      • Irish
        August 15, 2013 at 9:43 am (6 years ago)

        Very well said! In fact, the original post seems to show just how badly “fear based marketing” does actually impact consumers, whether it be an act to deliberately misinform consumers or just outright lie to them. In this case, someone believe’s that “antibiotic free” means that the chickens are brought up in some sort of luxury pampered lifestyle where they are hugged every night by their owners. I believe in actual fact, I could cram 20 chickens in a cage, give them antibiotics, cram another 20 chickens in another cage, not give them antibiotics. The latter could cut each other to ribbons, be diseased, and yet I can truthfully sell them as “antibiotic free”. It means nothing about how the chickens are raised like you stated. However it seems that companies out there are more than willing to take advantage of the things people don’t know (such as it being illegal to give chicken hormones). How many times have you seen a companies chicken being advertised on TV as “No added salt, water, Antibiotic and Hormone Free”. Maybe they should also put on the ad “Gluten Free, No added Lead, Non GMO, No radioactive chemicals added, No H1N1, Plague Free, WMD Free…… Or maybe the fact they don’t means that companies really ARE adding radioactive Gluten filled lead that has H1N1 Bubonic Plague filled WMD’s hidden within… and maybe THAT’S why we should buy Antibiotic Free Chicken………….. right?

  43. Christine
    October 4, 2013 at 5:11 pm (6 years ago)

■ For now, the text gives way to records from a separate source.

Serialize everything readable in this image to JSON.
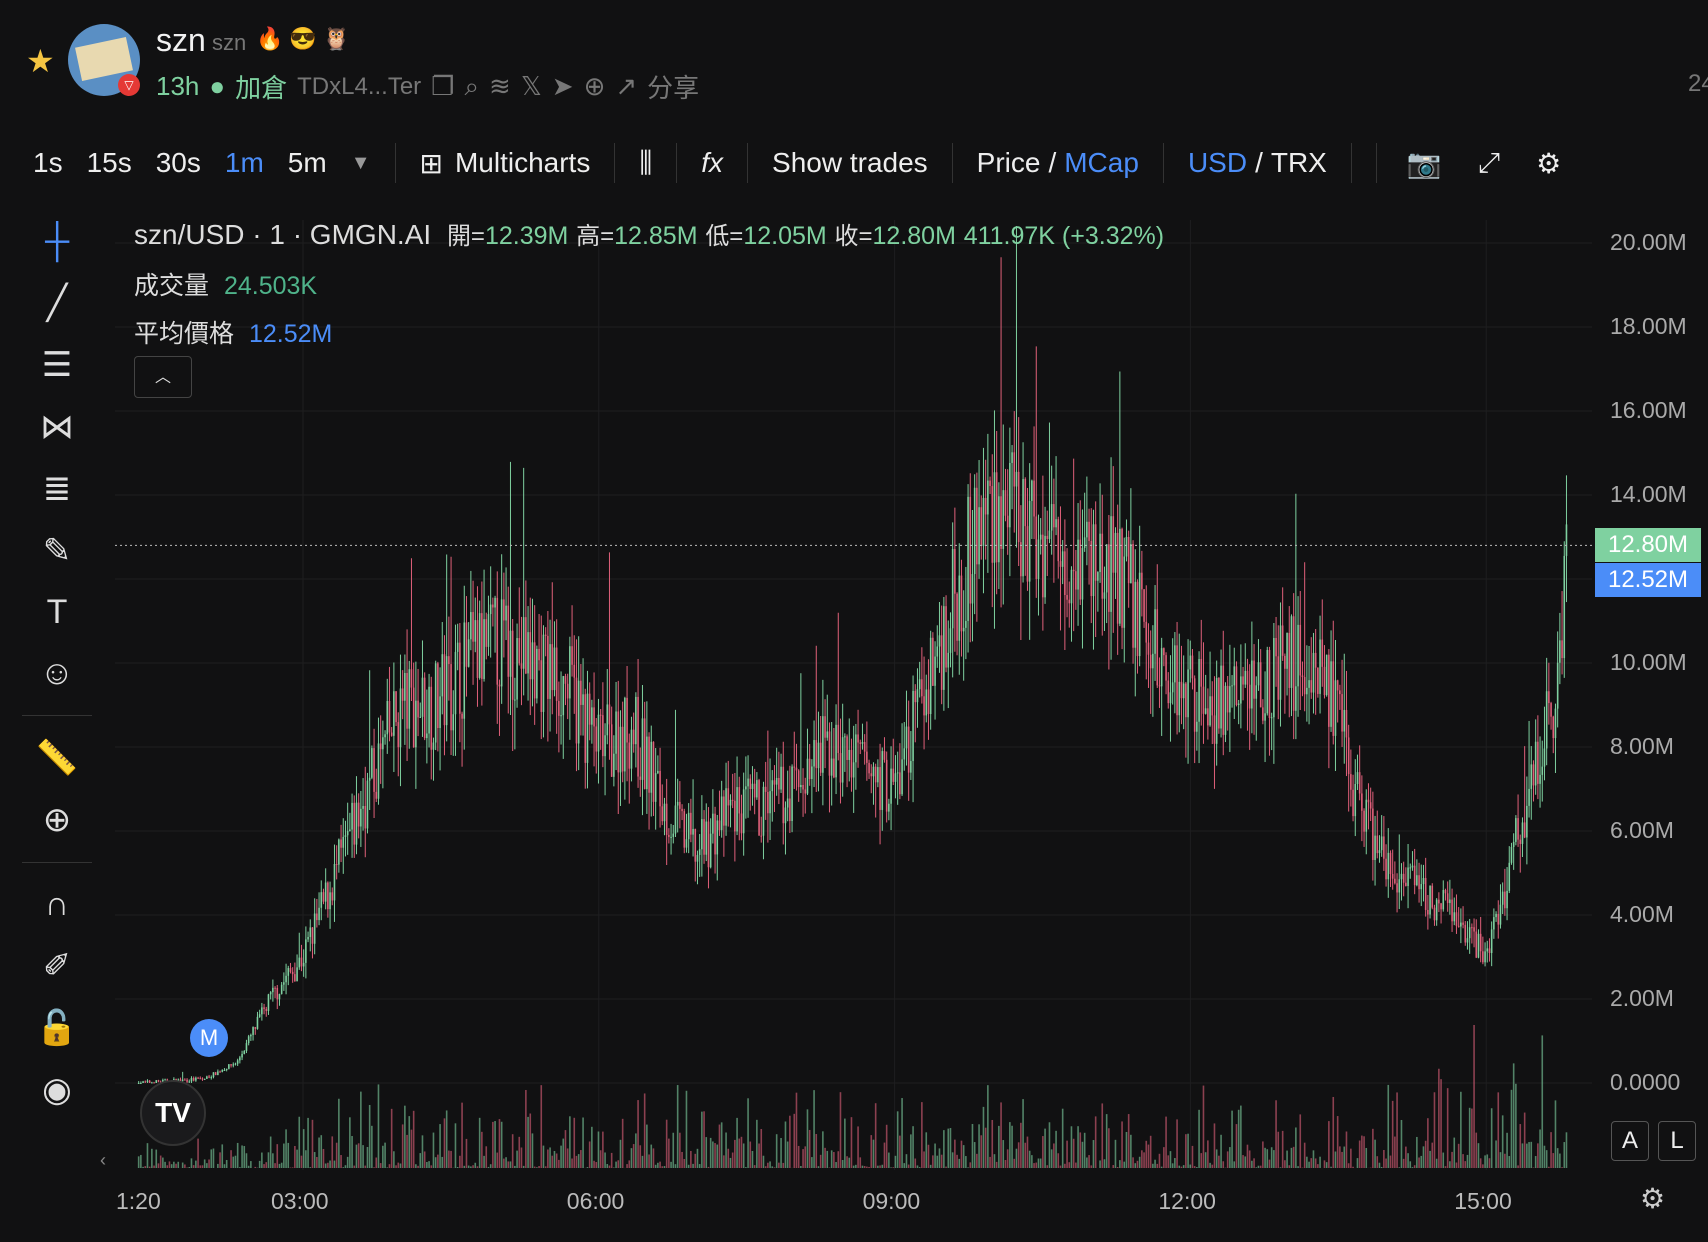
{
  "header": {
    "name": "szn",
    "ticker": "szn",
    "age": "13h",
    "add_label": "加倉",
    "address": "TDxL4...Ter",
    "share_label": "分享",
    "cut_right": "24"
  },
  "toolbar": {
    "intervals": [
      "1s",
      "15s",
      "30s",
      "1m",
      "5m"
    ],
    "active_interval": "1m",
    "multicharts": "Multicharts",
    "show_trades": "Show trades",
    "price": "Price",
    "mcap": "MCap",
    "usd": "USD",
    "trx": "TRX"
  },
  "legend": {
    "symbol": "szn/USD · 1 · GMGN.AI",
    "open_label": "開=",
    "open": "12.39M",
    "high_label": "高=",
    "high": "12.85M",
    "low_label": "低=",
    "low": "12.05M",
    "close_label": "收=",
    "close": "12.80M",
    "change": "411.97K (+3.32%)",
    "volume_label": "成交量",
    "volume": "24.503K",
    "avg_label": "平均價格",
    "avg": "12.52M"
  },
  "colors": {
    "up": "#7fd1a0",
    "down": "#e0607a",
    "accent": "#4b8df8",
    "bg": "#111112"
  },
  "chart_data": {
    "type": "candlestick",
    "y_ticks": [
      "20.00M",
      "18.00M",
      "16.00M",
      "14.00M",
      "12.00M",
      "10.00M",
      "8.00M",
      "6.00M",
      "4.00M",
      "2.00M",
      "0.0000"
    ],
    "x_ticks": [
      "01:20",
      "03:00",
      "06:00",
      "09:00",
      "12:00",
      "15:00"
    ],
    "ylim": [
      0,
      20
    ],
    "price_path": [
      [
        "01:20",
        0
      ],
      [
        "02:00",
        0.1
      ],
      [
        "02:20",
        0.5
      ],
      [
        "02:40",
        2
      ],
      [
        "03:00",
        3
      ],
      [
        "03:20",
        5
      ],
      [
        "03:40",
        7
      ],
      [
        "04:00",
        9
      ],
      [
        "04:20",
        9
      ],
      [
        "04:40",
        10
      ],
      [
        "05:00",
        10.5
      ],
      [
        "05:20",
        10
      ],
      [
        "05:40",
        9.5
      ],
      [
        "06:00",
        8
      ],
      [
        "06:20",
        8.5
      ],
      [
        "06:40",
        6.5
      ],
      [
        "07:00",
        5.5
      ],
      [
        "07:20",
        6.5
      ],
      [
        "07:40",
        6.5
      ],
      [
        "08:00",
        7
      ],
      [
        "08:20",
        8
      ],
      [
        "08:40",
        7.5
      ],
      [
        "09:00",
        7
      ],
      [
        "09:20",
        9.5
      ],
      [
        "09:40",
        12
      ],
      [
        "10:00",
        14
      ],
      [
        "10:20",
        13
      ],
      [
        "10:40",
        13
      ],
      [
        "11:00",
        12.5
      ],
      [
        "11:20",
        12
      ],
      [
        "11:40",
        10
      ],
      [
        "12:00",
        9.5
      ],
      [
        "12:20",
        9
      ],
      [
        "12:40",
        9.5
      ],
      [
        "13:00",
        10
      ],
      [
        "13:20",
        10
      ],
      [
        "13:40",
        7
      ],
      [
        "14:00",
        5
      ],
      [
        "14:20",
        4.5
      ],
      [
        "14:40",
        4
      ],
      [
        "15:00",
        3
      ],
      [
        "15:20",
        6
      ],
      [
        "15:40",
        9
      ],
      [
        "15:50",
        12.8
      ]
    ],
    "last_price": "12.80M",
    "avg_price": "12.52M"
  },
  "markers": {
    "m": "M"
  },
  "buttons": {
    "a": "A",
    "l": "L"
  }
}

    Wow, did you really just delete my comments?????

    • dairycarrie
      October 4, 2013 at 6:26 pm (6 years ago)

      No, I did not delete your comments. Because you are a new poster your comments are moderated as a way to block spam. I will respond to your other comments when I have time.

  44. Mistro Swoozie
    October 9, 2013 at 1:27 pm (6 years ago)

    I do not see why people are hating on this!? If you don’t like it, don’t eat it. Simple as that.

    • Mistro Swoozie
      October 10, 2013 at 10:26 am (6 years ago)

      amen to mistro swoozie

      • Mistro Swoozie Fan Page
        October 10, 2013 at 10:29 am (6 years ago)

        yes all hail the mistro swoozie fandom

  45. Mistro Swoozie's biggest fan836
    October 10, 2013 at 11:51 am (6 years ago)

    yes! I love mistro Swoozie! he commented ahahahaha

  46. Tammy Biser
    October 30, 2014 at 11:28 am (5 years ago)

    Carrie, We need to talk. I am a dairy farm in south central PA. We were notified by our Co-op this week that they are starting a new campaign, driven by the likes of Panera and Starbucks. It appears that the public wants to know what farms look like. Of course when and if I would go into a Panera I don’t ask to see the kitchen where my food was made. As a dairy farm you would know we are mandated by the state requirements on many levels to include cleanliness, quality etc. Now (and NOT State required) they (our co-op and other local co-ops) want to add additional requirements to be able to continue to ship called “Farm Image”. They first want the field inspector to take pictures for our “Farm Image”. This includes walking into my free stall barn and rating my cows based on how they look. This is not only an invasion of my privacy, but do you think for one minute that the customers that walk into Panera or any other restaurant think when they get milk in their tea or coffee…”hmmmm I wonder what the farm looks like that this milk came from” Dairy farms all vary in look, size and I am sure condition. But to want to rate my curbside look is ridiculous. Again it is one’s perception. Trust me a painted fence does not make quality milk. I am making contact with Panera to see if this is truly originating from them as we were told, but meanwhile I am gathering producers in our area to fight this battle!!!! If farming is not hard enough….let’s see what people do when they have no food on the shelves…..because food does not come from the grocery store!!

    • dairycarrie
      October 30, 2014 at 11:32 am (5 years ago)

      Tammy, slow down for a moment… There is a lot more to this than what you’re thinking. Send me an email (contact tab above) and I’ll fill you in on what I know.

  47. diozark
    July 30, 2015 at 4:59 am (4 years ago)

    I ate at a Panera, and left feeling the same way I did when I bought my new car, victimized.
    Homemade is always better.